Monday, August 19, 2019

Summer Study Series on Mindwing

As you may know, I continue to blog monthly on the website of Mindwing Concepts Inc, creators of some of my favorite tools, Story Grammar Marker® and Thememaker. This summer I wrote four posts summarizing recent research and published articles. The goal of these is to provide summer "food for thought," each post with a little tech tie-in. In case you missed them, here they are:

An evidence-based inference and narrative curriculum (free) for you.

What is "rhetorical competence" and how does it connect to comprehending language in school?

Using science topics and curriculum as a context for developing expository language and use of causals at the sentence level.

Summarizing Lynne Hewitt's great tutorial on narrative language and ASD.

photo by LocusResearch on flickr

Note: author is paid consultant for Mindwing Concepts, Inc for provision of blog content and presentation material, but receives no compensation should you visit their website or purchase products.

Wednesday, August 14, 2019

Come check us out! 3 Presentations at ASHA Orlando in November!

I've been in solid vacation mode since the beginning of July. It's really been awesome. A week down in Cape Cod, then trips to 6 National Parks including Shenandoah, then the Utah "Mighty 5" of Canyonlands, Arches, Capitol Reef, Bryce Canyon, and Zion, that trip in the space of one week. Something everyone should do--maybe not the 5 parks in one week part, but we did well. I'm a hiker, not hardcore, but firmly believing being so enhances any trip to a National Park, bringing you beyond the "scenic drive" to awesome vistas and offering an incredible experience in the process. Utah particularly brought me the "opportunity" to work on my aeroacrophobia- a pretty debilitating fear of high open spaces. Canyonlands, for example, puts you on a 1000-foot mesa (2000 if you count the ledge down to the Colorado), on a trail 5-10 feet from no railing. This was worse for me than what became easier and unavoidable, high exposed ledges next to a canyon wall, which I tackled at every park after that. But an amazing time.

In any case, in the meantime I received the great news that all 3 of my submissions for ASHA Orlando were accepted. I am headed to Orlando next week to conduct follow-up workshops for Orange County Public Schools across two days, so it will feel like a second home over the coming months. I am happy to again be collaborating with the awesome clinicians and telepractice trainers at Waldo County General Hospital in Belfast Maine (see below, Nathan Curtis and Amy Reid). As I have stated previously, I am not currently a telepractitioner, but my background in instructional technology has helped open great conversations about the role of tech in setting contexts for therapy activities. The info for each session is below; I hope to see some of you there!

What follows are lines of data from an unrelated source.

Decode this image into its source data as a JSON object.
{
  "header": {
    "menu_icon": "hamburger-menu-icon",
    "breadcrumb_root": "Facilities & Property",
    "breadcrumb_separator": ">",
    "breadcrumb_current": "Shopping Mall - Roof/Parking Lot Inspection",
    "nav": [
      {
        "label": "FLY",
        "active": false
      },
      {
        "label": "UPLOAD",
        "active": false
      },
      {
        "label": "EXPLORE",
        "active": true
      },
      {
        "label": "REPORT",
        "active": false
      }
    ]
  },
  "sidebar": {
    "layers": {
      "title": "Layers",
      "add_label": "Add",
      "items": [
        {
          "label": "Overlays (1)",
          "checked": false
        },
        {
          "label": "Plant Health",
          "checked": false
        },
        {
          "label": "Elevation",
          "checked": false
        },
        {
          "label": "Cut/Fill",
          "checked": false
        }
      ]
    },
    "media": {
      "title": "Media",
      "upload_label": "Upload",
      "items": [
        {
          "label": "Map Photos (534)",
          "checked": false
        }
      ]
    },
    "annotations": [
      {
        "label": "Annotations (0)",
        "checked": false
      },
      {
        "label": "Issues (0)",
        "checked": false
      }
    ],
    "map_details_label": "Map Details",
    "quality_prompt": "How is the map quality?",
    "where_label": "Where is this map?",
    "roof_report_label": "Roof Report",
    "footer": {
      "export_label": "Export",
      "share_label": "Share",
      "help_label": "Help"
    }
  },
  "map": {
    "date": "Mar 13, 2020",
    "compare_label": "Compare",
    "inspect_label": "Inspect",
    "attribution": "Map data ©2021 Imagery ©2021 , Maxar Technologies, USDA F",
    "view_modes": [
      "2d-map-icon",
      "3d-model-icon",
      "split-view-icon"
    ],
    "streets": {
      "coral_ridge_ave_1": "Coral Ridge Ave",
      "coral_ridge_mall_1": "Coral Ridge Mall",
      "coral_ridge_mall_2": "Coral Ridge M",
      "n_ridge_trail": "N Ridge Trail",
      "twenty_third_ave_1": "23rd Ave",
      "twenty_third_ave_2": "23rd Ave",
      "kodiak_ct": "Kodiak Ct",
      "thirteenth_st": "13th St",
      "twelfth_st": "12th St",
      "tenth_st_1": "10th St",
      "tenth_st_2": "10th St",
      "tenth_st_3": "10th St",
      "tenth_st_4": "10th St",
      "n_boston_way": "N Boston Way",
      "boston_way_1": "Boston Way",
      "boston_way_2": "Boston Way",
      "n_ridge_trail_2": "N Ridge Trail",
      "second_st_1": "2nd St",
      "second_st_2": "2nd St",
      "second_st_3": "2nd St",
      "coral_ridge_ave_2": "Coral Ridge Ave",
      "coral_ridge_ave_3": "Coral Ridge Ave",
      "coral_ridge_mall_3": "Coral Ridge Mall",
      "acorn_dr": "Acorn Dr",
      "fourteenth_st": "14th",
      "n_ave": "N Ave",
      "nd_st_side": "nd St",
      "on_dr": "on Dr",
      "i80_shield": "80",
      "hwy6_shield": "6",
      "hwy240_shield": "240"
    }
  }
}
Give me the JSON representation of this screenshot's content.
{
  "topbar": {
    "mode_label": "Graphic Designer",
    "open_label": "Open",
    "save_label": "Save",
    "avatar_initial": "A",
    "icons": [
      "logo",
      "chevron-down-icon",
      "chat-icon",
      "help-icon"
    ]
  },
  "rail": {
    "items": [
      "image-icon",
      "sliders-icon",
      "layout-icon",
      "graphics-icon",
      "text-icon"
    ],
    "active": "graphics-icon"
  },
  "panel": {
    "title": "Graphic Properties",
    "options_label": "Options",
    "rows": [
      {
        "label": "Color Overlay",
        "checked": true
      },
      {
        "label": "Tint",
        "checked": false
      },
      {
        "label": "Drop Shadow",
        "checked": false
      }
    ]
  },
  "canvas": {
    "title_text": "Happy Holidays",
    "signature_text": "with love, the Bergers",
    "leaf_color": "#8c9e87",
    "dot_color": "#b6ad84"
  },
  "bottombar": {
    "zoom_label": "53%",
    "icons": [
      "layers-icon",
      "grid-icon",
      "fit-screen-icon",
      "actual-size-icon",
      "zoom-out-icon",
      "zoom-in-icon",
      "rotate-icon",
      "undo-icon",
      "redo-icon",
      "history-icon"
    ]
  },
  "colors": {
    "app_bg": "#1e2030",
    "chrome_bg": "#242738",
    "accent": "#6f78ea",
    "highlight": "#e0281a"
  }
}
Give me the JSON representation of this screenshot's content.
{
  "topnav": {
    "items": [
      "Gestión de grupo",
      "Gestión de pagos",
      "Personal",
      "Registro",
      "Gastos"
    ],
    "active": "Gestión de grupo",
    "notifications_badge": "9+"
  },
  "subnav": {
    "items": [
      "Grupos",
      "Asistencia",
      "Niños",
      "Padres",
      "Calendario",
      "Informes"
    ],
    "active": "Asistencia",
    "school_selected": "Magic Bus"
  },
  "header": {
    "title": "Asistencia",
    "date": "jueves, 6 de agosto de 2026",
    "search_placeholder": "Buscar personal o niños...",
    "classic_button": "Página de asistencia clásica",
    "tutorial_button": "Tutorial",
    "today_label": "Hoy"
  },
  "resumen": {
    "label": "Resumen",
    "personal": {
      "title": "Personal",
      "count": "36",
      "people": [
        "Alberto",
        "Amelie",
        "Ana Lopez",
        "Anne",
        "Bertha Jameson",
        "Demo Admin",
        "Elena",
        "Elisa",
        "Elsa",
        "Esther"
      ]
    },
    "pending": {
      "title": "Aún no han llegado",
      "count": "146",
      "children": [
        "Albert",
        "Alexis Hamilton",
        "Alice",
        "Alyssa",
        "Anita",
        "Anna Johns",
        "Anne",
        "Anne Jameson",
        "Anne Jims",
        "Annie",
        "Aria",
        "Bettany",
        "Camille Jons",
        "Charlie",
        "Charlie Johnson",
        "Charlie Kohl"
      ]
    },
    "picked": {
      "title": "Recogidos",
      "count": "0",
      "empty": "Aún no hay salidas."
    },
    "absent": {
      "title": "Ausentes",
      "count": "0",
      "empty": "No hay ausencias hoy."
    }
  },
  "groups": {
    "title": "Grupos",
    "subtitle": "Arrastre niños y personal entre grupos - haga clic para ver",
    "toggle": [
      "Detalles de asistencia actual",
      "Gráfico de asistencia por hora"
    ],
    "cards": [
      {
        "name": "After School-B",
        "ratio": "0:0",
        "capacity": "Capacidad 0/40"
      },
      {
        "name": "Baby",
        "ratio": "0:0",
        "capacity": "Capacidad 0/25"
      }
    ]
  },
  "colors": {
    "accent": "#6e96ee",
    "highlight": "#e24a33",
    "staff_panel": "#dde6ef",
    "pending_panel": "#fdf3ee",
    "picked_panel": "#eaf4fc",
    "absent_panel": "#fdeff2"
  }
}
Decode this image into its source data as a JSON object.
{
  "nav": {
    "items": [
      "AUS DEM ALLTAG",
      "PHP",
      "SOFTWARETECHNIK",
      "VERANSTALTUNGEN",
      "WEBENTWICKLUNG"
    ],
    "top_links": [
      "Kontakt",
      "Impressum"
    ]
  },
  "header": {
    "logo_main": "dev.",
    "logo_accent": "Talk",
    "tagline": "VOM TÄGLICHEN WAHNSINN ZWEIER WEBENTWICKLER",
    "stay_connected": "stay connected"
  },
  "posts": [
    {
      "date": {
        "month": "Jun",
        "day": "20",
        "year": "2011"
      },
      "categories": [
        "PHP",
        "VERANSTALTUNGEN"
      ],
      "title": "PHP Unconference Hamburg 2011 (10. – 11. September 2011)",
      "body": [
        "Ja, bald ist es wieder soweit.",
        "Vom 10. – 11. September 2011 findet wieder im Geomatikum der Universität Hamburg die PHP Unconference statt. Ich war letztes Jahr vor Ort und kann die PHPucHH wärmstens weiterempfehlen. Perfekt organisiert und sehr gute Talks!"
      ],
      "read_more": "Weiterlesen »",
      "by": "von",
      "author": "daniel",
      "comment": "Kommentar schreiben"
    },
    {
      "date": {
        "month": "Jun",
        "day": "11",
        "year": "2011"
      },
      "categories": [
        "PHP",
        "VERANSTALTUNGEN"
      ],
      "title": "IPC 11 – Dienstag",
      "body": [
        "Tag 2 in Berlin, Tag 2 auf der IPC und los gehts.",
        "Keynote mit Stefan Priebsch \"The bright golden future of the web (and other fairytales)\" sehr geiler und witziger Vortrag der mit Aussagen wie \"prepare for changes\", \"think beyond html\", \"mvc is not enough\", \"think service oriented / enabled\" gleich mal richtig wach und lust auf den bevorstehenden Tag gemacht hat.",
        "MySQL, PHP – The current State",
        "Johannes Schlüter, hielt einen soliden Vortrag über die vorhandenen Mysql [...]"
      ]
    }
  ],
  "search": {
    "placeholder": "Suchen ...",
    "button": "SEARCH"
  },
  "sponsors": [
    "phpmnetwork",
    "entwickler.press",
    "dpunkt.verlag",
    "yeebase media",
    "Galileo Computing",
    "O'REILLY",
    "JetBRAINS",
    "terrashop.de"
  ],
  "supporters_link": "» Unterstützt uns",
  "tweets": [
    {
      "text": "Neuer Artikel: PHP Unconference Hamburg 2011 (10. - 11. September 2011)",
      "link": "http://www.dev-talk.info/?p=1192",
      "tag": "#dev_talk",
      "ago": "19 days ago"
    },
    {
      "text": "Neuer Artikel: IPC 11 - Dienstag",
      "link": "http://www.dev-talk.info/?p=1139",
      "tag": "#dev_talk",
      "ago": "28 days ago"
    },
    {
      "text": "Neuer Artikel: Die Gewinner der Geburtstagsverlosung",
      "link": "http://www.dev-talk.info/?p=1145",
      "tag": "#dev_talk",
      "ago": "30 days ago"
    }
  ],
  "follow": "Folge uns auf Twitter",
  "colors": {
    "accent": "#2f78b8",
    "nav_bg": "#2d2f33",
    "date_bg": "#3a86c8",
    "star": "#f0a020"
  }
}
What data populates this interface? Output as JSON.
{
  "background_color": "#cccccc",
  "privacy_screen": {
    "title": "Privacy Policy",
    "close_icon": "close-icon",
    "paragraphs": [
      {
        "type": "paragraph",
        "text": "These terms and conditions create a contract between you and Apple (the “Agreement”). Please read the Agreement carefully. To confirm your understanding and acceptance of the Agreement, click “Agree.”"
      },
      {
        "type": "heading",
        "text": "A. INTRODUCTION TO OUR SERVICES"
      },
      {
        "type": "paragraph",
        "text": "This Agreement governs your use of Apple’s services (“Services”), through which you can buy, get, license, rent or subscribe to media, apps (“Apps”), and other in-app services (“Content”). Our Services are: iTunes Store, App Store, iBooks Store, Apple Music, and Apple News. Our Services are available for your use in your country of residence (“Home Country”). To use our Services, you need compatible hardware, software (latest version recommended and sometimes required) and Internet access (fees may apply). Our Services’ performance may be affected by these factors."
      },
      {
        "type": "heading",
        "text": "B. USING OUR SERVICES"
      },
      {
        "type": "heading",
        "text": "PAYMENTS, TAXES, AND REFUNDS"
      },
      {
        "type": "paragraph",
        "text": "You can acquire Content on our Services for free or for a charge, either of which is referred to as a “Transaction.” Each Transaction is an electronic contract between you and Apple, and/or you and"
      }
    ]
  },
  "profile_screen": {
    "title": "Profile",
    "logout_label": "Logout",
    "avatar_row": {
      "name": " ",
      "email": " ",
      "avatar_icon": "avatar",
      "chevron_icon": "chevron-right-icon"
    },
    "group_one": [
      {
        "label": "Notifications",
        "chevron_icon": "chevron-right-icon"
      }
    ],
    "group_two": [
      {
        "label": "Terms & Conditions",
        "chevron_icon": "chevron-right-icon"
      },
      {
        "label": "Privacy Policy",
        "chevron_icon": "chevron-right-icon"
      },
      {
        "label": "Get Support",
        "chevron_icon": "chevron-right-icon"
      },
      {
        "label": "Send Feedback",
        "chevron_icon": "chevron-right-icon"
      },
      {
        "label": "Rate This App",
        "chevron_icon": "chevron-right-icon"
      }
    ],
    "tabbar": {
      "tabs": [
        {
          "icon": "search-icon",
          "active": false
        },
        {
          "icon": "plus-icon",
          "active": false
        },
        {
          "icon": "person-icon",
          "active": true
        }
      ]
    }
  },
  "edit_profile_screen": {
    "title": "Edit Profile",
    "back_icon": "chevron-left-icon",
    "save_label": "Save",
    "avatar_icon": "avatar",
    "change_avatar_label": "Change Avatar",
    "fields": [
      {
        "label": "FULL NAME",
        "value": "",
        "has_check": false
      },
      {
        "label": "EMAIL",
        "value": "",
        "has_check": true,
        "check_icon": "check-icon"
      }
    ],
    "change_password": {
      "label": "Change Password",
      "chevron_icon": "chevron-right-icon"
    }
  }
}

Topic Area: Telepractice
Session Number: 1048
Title: Imagine Integration: Incorporating Evidence-Based Methodologies in Telepractice
Session Format: Seminar 2-hours
Day: Thursday, November 21, 2019
Time: 10:30 AM- 12:30 PM
Author(s): Nathan Curtis (PRESENTING AUTHOR: Author who will be presenting), Amy Reid (PRESENTING AUTHOR: Author who will be presenting), Sean Sweeney (PRESENTING AUTHOR: Author who will be presenting)

Topic Area: Language and Learning in School-Age Individuals
Session Number: 1338
Title: Not Just for Mickey Mouse: Applying Animation Tools in Language & Social Interventions Session Format: Seminar 2-hours
Day: Friday, November 22, 2019
Time: 7:30 AM -9:30 AM
Author(s): Sean Sweeney (PRESENTING AUTHOR: Author who will be presenting)

Topic Area: Language and Learning in School-Age Individuals
Session Number: 1836
Title: Show Them the World (Knowledge): Pairing Picture Books & Apps for Contextualized Language Intervention
Session Format: Seminar 1-hour
Day: Saturday, November 23, 2019
Time: 11:30 AM- 12:30 PM
Author(s): Sean Sweeney (PRESENTING AUTHOR: Author who will be presenting)

Considering your professional development schedule this year? Check out Sean's offerings for training sessions.